Learning to Tweet and Tweeting to Learn

Concurrent Session 7

Session Materials

Brief Abstract

This presentation will focus on the use of Twitter in the classroom for students to engage with peers, others in the field, and with course content. Student survey results and professor reflections will be shared; feedback and suggestions from others who have implemented similar assignments is desired. 

Presenters

Dr. Elissa T. Mitchell is an Assistant Professor of Social Work at the University of Southern Indiana where she teaches both undergraduate and graduate students in online, hybrid, and face-to-face courses. She earned her Ph.D. in Human Development and Family Studies from the University of Illinois at Urbana-Champaign. Dr. Mitchell's research is broadly focused on at-risk youth and their families, particularly those affected by foster care and adoption, divorce, and domestic violence. She is also focused on online teaching and learning, specifically in the use of social media, online debate, and incorporating service learning in online courses.

Extended Abstract

This presentation will focus on the use of a Twitter assignment in two social work courses and present survey results from students who completed this assignment. Increasingly, agencies and organizations are using social media as a way to promote their causes, raise awareness, and educate (Guo & Saxton, 2014). As future social workers, students may be asked to engage in social media as part of their jobs, or may wish to engage on their own promoting social justice or raising awareness of a certain cause (Guo & Saxton, 2014; Hitchcock & Young, 2016). Thus, the purpose of the assignment was to help students practice using social media for professional purposes. A sub-goal of the assignment was to increase students' engagement with their peers, others in the field, and with course content by having them tweet stories, links, and resources that related to class materials.

The presentation will cover the assignment guidelines, discuss how the assignment (and, in some cases, Twitter itself) was introduced to students, and talk about future adaptations to this assignment based on this experience. Summary data from a student survey also will be presented, examining student engagement on Twitter (both before, during and after this assignment), student learning outcomes from this assignment, and student satisfaction with the assignment and with the use of Twitter as a professional means of communication. The presentation is aimed at faculty/instructors who may be considering using Twitter in the classroom, instructional designers and other technology support staff who may work with faculty, and those who are generally interested in the use of Twitter for professional purposes.

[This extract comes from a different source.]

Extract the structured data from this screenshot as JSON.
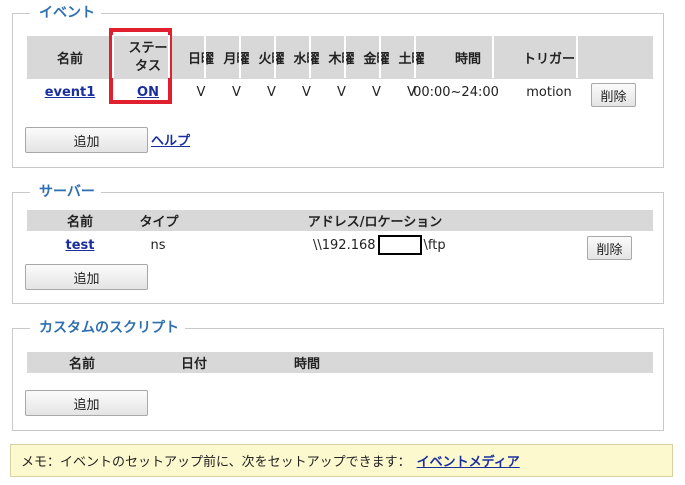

It will focus on student outcomes and satisfaction and will generate discussion on how this assignment could be adapted for use in other courses and disciplines.

This presentation is suited for a Discovery Session as the presenter wishes to directly interact with the audience, soliciting feedback on the assignment, ways it could be modified and/or adapted, and to hear others’ experiences with similar assignments. Outcomes of the session would be for participants to learn a new way to incorporate social media into their classes and for the presenter to generate ideas on ways to improve this assignment to reflect best practice. Further, the survey results will be shared and discussed with the goal of implementing a larger-scale research project on the effectiveness of Twitter in the classroom.

Guo, C. & Saxton, G. D. (2014). Tweeting social change: How social media are changing nonprofit advocacy. Nonprofit and Voluntary Sector Quarterly, 43, 57–79.

Hitchcock, L. I. & Young, J. A. (2016). Tweet, tweet!: Using live Twitter chats in social work education. Social Work Education, 35(4), 457-468.